by Mike Masnick
Mon, Mar 1st 2010 5:59pm
Wed, Dec 4th 2013 8:50am
Closes: 24 Dec 2013, 11:59PM PT
We've all seen the digital panic that ensues when a massive service like Gmail or Facebook goes down for even a small portion of users. Smaller versions of the same thing take place every day with services that are less widely adopted but just as important to the people who rely on them. It doesn't even take an outage to cause problems — frequent slowdowns and interruptions can quickly cause a massive productivity traffic jam. With the degree to which we live our lives and do our work online, service problems are much more than a minor inconvenience, and at the wrong moment can be a disaster.
So we want to know: how does this impact the way you use the web? Are you prepared for interruptions in the online apps and services you use most? Have you ever abandoned an app for spotty performance, or adopted one specifically for its reliability? We're looking for everything in the way of insights, anecdotes and ideas about performance issues online.
You can share your responses on the Insight Community. Remember, if you have a Techdirt account, then you're already a member and can head on over to the case page to submit your insights.
One best response chosen by New Relic and the Techdirt editorial team will receive a free one-year Watercooler subscription on Techdirt (regular price $50). The subscription includes access to the Crystal Ball and the Insider Chat, plus five monthly First Word/Last Word credits, and can be applied to your own Techdirt account or gifted to someone else.
The case will be open for four weeks, with the best response announced shortly afterwards. We look forward to your insights!
by Mike Masnick
Wed, Jan 6th 2010 2:52pm
from the good-luck-with-that dept
While the lawsuit does include the expected copyright claim, it also goes much further to claim trade secret violations and "conspiracy." And while the Chinese government is obviously the headline grabber, it also includes Sony, Lenovo, Toshiba, Acer, ASUSTek, BenQ and Haier, claiming that these computer makers were in on the conspiracy.
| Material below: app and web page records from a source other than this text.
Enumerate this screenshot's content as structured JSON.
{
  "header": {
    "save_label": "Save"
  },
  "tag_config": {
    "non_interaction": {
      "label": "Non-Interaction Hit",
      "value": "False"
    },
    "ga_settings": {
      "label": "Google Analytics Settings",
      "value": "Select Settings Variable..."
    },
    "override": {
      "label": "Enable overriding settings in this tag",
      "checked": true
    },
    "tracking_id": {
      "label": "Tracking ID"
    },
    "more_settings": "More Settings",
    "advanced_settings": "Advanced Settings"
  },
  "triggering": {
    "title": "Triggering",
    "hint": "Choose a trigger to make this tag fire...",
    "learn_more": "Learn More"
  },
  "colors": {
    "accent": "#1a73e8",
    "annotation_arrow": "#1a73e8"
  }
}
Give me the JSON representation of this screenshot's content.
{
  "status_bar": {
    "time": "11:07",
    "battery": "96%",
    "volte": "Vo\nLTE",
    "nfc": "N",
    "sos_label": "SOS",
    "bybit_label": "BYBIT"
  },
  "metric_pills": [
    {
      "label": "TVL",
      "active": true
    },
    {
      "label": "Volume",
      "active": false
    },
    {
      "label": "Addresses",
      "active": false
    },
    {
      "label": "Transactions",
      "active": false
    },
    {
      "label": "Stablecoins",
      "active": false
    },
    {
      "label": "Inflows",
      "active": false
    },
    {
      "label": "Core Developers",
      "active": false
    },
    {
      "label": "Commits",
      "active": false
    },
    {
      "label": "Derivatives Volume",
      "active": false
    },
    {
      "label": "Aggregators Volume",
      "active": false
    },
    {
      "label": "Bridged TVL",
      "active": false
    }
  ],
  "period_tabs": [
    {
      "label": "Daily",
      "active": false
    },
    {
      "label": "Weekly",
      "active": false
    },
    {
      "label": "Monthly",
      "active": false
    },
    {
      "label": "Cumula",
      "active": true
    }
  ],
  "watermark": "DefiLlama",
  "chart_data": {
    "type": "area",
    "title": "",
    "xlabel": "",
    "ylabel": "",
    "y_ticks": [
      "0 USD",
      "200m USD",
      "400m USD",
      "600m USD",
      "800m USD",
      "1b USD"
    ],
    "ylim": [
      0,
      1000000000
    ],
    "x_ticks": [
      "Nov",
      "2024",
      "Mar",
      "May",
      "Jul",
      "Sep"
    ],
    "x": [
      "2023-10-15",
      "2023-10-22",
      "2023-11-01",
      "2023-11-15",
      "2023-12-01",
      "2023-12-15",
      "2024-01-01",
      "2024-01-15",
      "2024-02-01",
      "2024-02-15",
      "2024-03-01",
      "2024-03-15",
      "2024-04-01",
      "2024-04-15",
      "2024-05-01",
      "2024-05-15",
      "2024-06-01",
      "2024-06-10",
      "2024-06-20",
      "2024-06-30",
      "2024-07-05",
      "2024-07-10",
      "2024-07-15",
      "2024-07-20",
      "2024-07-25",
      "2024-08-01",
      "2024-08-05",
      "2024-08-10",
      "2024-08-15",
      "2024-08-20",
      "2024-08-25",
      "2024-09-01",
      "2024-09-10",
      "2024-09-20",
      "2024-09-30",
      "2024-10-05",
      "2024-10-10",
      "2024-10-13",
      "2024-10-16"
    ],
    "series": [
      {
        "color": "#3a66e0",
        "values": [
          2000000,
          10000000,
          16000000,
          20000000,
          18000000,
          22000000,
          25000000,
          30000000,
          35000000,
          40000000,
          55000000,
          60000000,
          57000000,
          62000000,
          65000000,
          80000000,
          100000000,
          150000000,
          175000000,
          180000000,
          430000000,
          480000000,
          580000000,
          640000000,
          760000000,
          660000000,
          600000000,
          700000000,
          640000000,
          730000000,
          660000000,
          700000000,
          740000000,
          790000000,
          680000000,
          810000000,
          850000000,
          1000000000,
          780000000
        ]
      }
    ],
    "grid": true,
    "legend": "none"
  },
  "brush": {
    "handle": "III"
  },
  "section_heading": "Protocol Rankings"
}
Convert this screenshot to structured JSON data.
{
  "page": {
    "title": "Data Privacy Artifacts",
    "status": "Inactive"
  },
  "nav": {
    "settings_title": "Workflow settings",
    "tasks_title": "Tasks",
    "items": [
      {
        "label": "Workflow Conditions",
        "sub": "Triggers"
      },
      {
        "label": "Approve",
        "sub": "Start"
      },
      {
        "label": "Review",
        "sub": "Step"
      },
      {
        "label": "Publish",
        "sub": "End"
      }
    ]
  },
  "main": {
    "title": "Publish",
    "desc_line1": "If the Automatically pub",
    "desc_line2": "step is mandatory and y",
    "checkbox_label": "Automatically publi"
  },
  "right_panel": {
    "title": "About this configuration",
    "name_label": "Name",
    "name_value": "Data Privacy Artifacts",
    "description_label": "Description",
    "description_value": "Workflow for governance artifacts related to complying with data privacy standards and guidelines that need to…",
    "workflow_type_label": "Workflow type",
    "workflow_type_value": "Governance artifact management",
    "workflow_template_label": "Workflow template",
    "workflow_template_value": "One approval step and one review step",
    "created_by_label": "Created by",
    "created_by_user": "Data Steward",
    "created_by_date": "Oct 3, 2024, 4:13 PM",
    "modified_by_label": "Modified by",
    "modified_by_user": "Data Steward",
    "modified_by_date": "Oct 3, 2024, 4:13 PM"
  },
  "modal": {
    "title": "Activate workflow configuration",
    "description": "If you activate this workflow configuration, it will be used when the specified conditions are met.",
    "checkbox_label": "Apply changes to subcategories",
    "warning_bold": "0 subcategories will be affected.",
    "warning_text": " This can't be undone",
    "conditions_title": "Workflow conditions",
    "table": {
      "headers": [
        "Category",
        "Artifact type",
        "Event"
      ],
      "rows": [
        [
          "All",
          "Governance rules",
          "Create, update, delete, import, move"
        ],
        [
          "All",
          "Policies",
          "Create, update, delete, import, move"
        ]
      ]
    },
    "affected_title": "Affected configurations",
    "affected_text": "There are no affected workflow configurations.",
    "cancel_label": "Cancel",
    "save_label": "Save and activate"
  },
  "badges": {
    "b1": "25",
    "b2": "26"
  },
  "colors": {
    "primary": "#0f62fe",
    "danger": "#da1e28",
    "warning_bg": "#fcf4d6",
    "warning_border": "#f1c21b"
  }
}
While many of those have US operations, it seems like a longshot that (a) the court has jurisdiction over their actions in China or (b) the charge of "conspiracy" has any chance of sticking.
by Mike Masnick
Thu, Nov 1st 2007 10:09pm
from the this-is-innovation? dept
Of course, Wi-LAN is hardly the only company that claims patents having to do with WiFi. It's a true patent thicket. If all these patents were actually valid and needed to be licensed no one could afford WiFi and it would be worthless. It's also worth noting that Wi-LAN's target list is somewhat ridiculous as well. It appears to be suing up and down the supply chain from chip suppliers like Broadcom and Intel to computer makers like Apple, Dell, Lenovo and Sony all the way to retailers like Best Buy and Circuit City. Assuming that all are somehow responsible for paying Wi-LAN the company could conceivably get license fees three or four times for the same computer. It's not hard to start adding up the questionable things going on here: (1) broad patents that are claimed to be important for a standard long after that standard has become widespread (2) these patents are one of many, many patents that claim to cover WiFi technology (3) filing the lawsuit against many companies at once (4) filing the lawsuit in east Texas and (5) filing the patents up and down the supply chain. This isn't what the patent system was designed to do and patent attorneys know it.
by Mike Masnick
Mon, Sep 17th 2007 1:32pm
from the sounds-like-it dept
However, there is one very interesting point here. Apple is missing from the list. As the folks over at Ars Technica figured out, Premier actually had sued Apple about this same patent back in 2005, but at the same time it was filing all these new patent lawsuits it filed to dismiss the Apple suit, suggesting that Apple most likely paid off the company (perhaps giving it the money needed to suddenly sue every other company in the universe. Apple certainly has a history of doing this. When the company was sued on a rather similar obvious patent on a hierarchical menu-based user interfaces held by Creative, it eventually (after spending some time fighting it) decided to simply pay $100 million to be left alone. Of course, all that did was allow Creative to head out and sue plenty of others. Sound familiar? By settling on these questionable patent claims, all Apple is doing is encouraging more lawsuits of this nature for itself, as well as others.
Wed, Jul 18th 2007 1:45pm